• [TASK INSTRUCTIONS] Could you filter the records below down to the lines that include the word "PIERŚCIEŃ"?

[DATA TO EXAMINE Boundary: Start]

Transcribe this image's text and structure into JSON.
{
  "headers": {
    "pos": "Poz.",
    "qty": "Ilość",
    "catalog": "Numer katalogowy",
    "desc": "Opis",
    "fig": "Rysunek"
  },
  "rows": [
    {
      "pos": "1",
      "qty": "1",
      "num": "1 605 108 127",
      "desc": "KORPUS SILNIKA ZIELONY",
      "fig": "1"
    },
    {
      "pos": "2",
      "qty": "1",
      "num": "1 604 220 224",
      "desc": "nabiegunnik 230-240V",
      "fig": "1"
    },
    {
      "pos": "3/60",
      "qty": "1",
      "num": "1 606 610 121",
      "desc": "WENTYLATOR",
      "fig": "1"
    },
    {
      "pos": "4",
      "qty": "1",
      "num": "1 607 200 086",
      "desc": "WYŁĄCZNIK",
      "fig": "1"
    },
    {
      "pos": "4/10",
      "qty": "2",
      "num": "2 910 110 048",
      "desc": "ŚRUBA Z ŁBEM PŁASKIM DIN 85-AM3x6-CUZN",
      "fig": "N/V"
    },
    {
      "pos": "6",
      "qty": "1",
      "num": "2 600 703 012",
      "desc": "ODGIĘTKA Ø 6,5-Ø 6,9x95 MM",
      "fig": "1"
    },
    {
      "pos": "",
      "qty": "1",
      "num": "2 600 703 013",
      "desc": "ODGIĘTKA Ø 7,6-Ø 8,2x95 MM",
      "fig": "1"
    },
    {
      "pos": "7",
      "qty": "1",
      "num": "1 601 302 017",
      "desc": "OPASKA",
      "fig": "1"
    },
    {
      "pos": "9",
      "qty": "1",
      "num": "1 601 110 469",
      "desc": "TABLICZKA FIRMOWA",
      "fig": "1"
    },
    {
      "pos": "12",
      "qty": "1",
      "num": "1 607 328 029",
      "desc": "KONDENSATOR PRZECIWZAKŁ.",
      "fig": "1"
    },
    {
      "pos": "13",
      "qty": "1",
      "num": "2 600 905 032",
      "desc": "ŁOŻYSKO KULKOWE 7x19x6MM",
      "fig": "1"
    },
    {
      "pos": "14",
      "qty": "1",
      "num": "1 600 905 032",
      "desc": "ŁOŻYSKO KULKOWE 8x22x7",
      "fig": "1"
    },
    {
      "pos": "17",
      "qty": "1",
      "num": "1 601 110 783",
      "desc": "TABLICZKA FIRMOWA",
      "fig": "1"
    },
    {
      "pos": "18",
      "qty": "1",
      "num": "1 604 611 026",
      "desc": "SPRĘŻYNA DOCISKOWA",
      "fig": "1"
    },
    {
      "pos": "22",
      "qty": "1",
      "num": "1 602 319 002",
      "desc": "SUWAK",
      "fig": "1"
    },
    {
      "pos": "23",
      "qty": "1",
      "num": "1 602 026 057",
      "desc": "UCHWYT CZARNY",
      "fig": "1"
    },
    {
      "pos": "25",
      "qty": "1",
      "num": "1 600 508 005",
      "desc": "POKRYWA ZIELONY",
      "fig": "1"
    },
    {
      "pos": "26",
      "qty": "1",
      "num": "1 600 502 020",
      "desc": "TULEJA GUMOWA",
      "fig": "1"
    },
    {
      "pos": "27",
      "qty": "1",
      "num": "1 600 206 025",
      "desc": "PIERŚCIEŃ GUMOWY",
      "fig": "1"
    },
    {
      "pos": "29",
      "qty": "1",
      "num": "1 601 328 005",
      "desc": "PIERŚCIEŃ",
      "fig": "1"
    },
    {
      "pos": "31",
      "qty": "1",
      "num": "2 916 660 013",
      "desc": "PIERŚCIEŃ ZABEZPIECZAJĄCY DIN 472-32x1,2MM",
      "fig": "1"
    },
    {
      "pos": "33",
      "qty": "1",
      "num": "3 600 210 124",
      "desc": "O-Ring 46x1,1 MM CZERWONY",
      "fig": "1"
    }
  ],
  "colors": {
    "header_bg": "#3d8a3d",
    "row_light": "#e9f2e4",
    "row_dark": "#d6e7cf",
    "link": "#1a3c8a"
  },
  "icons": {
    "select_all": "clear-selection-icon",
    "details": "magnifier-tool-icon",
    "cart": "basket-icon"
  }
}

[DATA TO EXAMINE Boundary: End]

• [WRITTEN SOLUTION]
      "desc": "PIERŚCIEŃ GUMOWY",
      "desc": "PIERŚCIEŃ",
      "desc": "PIERŚCIEŃ ZABEZPIECZAJĄCY DIN 472-32x1,2MM",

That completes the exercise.